--- AVAILABLE RECORDS Enclosed Below ---
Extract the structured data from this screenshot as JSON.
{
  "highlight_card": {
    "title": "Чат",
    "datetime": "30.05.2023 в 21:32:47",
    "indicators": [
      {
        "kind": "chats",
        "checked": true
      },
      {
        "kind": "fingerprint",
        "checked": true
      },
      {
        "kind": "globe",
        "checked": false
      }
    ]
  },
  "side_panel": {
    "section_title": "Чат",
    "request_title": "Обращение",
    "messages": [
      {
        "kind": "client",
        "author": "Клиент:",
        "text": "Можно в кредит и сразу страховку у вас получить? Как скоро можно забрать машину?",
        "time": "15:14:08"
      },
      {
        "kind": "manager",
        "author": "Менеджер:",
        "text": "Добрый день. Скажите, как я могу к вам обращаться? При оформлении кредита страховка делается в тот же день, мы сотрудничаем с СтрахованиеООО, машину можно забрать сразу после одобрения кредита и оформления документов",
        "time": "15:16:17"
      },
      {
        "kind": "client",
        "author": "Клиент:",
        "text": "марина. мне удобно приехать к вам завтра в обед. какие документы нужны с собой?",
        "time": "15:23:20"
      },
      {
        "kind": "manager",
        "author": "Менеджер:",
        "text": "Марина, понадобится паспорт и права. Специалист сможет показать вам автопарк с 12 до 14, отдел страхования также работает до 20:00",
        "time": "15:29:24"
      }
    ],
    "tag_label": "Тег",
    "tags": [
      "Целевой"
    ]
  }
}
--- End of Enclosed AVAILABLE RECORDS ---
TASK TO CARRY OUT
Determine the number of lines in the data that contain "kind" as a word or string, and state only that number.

OUTPUT BELOW
7